Code Orange Alert issued for metro Atlanta area for Friday

A Code Orange Alert has been issued by the Georgia Department of Natural Resources for the greater metro Atlanta area because of ozone.


A Code Orange Alert is issued when the air quality index (AQI) is between 101 and 150 based on five major air pollutants. This means that the air pollution concentrates may be unhealthy for the elderly, children and people who have lung or heart conditions. 


These groups of people are generally advised to avoid outdoor exercise or strenuous activity during the alert. However, there may be times during the day when the air is OK for outdoor activities such as the early morning. 

As of 6 a.m. Friday, the Georgia Air Protection Branch shows parts of Atlanta reaching levels of around 77 on the AQI index. That number could get much higher later in the day.

A Code Orange Alert is typically associated with high temperatures but can also be a result of other factors. 

The air quality alerts aren't just affecting Georgia, over 100 millions Americans are under a warning with the main contributing factor the potentially harmful smoke drifting from the Canadian wildfires.

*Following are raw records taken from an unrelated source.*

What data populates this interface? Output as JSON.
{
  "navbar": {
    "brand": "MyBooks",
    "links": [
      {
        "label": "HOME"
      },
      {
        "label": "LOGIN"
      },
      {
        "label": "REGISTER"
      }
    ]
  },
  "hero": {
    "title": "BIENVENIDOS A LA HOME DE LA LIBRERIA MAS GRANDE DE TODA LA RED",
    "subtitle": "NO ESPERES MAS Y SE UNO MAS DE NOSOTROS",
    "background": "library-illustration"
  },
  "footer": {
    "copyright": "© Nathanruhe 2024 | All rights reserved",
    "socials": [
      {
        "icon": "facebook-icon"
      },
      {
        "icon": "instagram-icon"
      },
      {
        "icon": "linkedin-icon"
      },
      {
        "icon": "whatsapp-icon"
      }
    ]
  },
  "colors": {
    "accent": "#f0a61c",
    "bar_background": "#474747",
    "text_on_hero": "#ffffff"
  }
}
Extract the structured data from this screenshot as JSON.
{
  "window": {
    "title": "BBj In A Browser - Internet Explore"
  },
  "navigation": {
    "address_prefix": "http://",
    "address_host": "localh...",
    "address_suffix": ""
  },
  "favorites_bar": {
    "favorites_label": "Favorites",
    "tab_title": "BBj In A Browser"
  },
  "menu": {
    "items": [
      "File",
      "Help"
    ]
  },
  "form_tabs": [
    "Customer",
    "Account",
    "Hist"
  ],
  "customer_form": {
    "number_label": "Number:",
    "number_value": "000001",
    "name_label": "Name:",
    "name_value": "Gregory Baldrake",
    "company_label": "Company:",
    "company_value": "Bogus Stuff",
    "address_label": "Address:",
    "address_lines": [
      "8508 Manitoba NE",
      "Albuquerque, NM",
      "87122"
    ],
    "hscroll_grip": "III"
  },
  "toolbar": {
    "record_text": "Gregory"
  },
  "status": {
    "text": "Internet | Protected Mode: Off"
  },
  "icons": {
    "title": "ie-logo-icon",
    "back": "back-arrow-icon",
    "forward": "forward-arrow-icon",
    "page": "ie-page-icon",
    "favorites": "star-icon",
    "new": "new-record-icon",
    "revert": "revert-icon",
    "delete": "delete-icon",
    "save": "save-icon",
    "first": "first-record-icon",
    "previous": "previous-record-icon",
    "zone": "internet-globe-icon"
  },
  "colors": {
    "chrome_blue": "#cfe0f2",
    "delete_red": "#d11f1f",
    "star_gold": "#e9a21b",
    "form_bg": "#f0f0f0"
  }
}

The conditions sent asthma sufferers to hospitals, delayed flights, postponed ballgames and even pushed back a White House Pride Month celebration. The fires sent plumes of fine particulate matter as far away as North Carolina and northern Europe and parked clumps of air rated unhealthy or worse over the heavily populated Eastern Seaboard.

At points this week, air quality in places including New York, the nation’s most populous city, nearly hit the top of the U.S. Environmental Protection Agency’s air-pollution scale. Local officials urged people to stay indoors as much as possible and wear face masks when they venture out.

Scientists say the shocking photos of New York covered in yellow haze were a reminder of conditions routinely troubling the country’s West — and a wake-up call about the future.

"This is kind of an astounding event" but likely to become more common amid global warming, said Justin Mankin, a Dartmouth College geography professor and climate scientist. "This is something that we, as the eastern side of the country, need to take quite seriously."

Fueled by an unusually dry and warm period in spring, the Canadian fire season that is just getting started could well become the worst on record. More than 400 blazes burned Thursday. Over a third are in Quebec, where Public Safety Minister François Bonnardel said no rain is expected until next week and temperatures are predicted to rise.

U.S. President Joe Biden said Thursday that hundreds of American firefighters and support personnel have been in Canada since May, and that he’d offered Canadian Prime Minister Justin Trudeau "any additional help Canada needs to rapidly accelerate the effort to put out these fires." The two spoke Wednesday.

The Associated Press contributed to this report.